What inspired Maxwell's four equations?
The experimental and theoretical work of Faraday, who was not mathematically inclined, but still a gifted self taught physicist. Maxwell essentially put into equations the ideas of Faraday and Oerster/Ampere . Faraday had the idea of directed fields and lines of force. The only mathematics to describe these ideas was William Rowan Hamilton's Quaternions and especially the vector part of quaternions. Vectors described the directied forces and lines.
Maxwell found out about quaternions and vectors and thus his four equations involve vectors. Maxwell, ignored the scalar part of quaternions and he did not like the quaternions rules for vectors which gave the product of parallel vectors a negative sign.
Oliver Heaviside and Willard Gibbs, changed Hamilton's Rule and defined their "Vector Analysis" to have a positive sign. This is the rule currently used in physics today. Unfortunately, this rule makes Gibbs vectors non-associative (II)J = J but I(IJ) = -J. Hamilton's Quaternions define and Division Algebra.
Create a matrix of the coefficients of each equation. The solutions to the equations should make up the rightmost column of the matrix. Then, row reduce the matrix until you are able to rewrite the equations and solve them. The matrix should be a 4x5 matrix (4 rows and 5 columns) for four equations with four variables. This is known as a system of equations.
It is widely, but not universally, accepted that the Bible was divinely inspired. 2 Timothy 3:16 may be speaking of the Old Testament, when it says, "All scripture is given by inspiration of God ..." since the New Testament canon had not yet been defined. A later view is that the New Testament was inspired by the Holy Spirit. A medieval artwork shows a dove, symbol of the Holy Spirit, whispering into the ear of…
This can happen in different ways: a) More variables than equations. For instance, a single equation with two variables (such as x + y = 15), two equations with three variables, two equations with four variables, etc. b) To of the equations describe the same line, plane, or hyper-plane - this, in turn, will result in that you "really" have less equations than it seems. For example: y = 2x + 3 2y = 4x…
The answer will depend on what kinds of equations: there are linear equations, polynomials of various orders, algebraic equations, trigonometric equations, exponential ones and logarithmic ones.
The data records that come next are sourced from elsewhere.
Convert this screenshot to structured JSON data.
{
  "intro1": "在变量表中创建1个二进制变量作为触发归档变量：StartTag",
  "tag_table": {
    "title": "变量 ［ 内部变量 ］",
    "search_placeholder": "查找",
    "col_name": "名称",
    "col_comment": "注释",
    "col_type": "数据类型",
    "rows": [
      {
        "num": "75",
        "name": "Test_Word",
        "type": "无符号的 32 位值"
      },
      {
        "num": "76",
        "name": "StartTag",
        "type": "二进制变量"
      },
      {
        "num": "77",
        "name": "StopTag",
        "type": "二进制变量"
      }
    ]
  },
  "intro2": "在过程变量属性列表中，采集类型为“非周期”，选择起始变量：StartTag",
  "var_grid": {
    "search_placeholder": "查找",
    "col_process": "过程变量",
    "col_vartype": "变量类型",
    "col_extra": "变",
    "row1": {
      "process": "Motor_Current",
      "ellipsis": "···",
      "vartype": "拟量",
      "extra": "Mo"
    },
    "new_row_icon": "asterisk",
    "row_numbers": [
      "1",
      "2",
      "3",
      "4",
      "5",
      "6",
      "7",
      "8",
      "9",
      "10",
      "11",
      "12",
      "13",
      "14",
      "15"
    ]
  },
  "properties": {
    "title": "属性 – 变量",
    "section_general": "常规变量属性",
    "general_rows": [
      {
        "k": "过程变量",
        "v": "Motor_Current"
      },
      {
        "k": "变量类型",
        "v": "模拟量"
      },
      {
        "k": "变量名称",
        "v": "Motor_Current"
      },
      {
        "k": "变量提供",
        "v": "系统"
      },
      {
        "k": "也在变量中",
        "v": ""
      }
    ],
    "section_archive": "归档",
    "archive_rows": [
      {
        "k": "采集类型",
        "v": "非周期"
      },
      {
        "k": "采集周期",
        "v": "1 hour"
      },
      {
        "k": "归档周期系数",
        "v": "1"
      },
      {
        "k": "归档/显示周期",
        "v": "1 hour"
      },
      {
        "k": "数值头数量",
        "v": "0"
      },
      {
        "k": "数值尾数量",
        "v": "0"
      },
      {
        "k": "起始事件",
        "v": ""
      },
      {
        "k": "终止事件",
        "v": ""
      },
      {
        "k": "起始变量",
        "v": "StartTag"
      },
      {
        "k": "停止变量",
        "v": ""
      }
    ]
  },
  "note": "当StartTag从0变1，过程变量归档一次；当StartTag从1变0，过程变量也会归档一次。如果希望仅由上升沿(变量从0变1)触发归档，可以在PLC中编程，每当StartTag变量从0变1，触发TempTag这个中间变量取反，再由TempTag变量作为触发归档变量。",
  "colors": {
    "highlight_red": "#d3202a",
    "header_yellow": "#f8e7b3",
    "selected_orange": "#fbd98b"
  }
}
There are single equations, systems of linear equations, systems of linear and non-linear equations. There are also differential equations which are classified by order and by degree. There are also partial differential equations.
What are the release dates for HGTV Design Star - 2006 The Final Four Bring Sets Inspired by '80s Sitcom the Facts of Life to This Century?
There are four kinematic equations. Assuming acceleration is constant, the equations are: vf = vo + a*t xf = xo + vo*t + (1/2) a*t^2 vf^2 = vo^2 + 2*a*(xf-xo) d = (vf + vo)/2 * t On the variables: f indicates final value, o indicates original or initial value. v = velocity a = acceleration x = position d = distance t = time ^ indicates an exponent (i.e. t^2 is t squared) *…
Laurent Veron has written: 'Singularities of solutions of second order quasilinear equations' -- subject(s): Differential equations, Elliptic, Differential equations, Nonlinear, Differential equations, Parabolic, Elliptic Differential equations, Nonlinear Differential equations, Numerical solutions, Parabolic Differential equations, Singularities (Mathematics)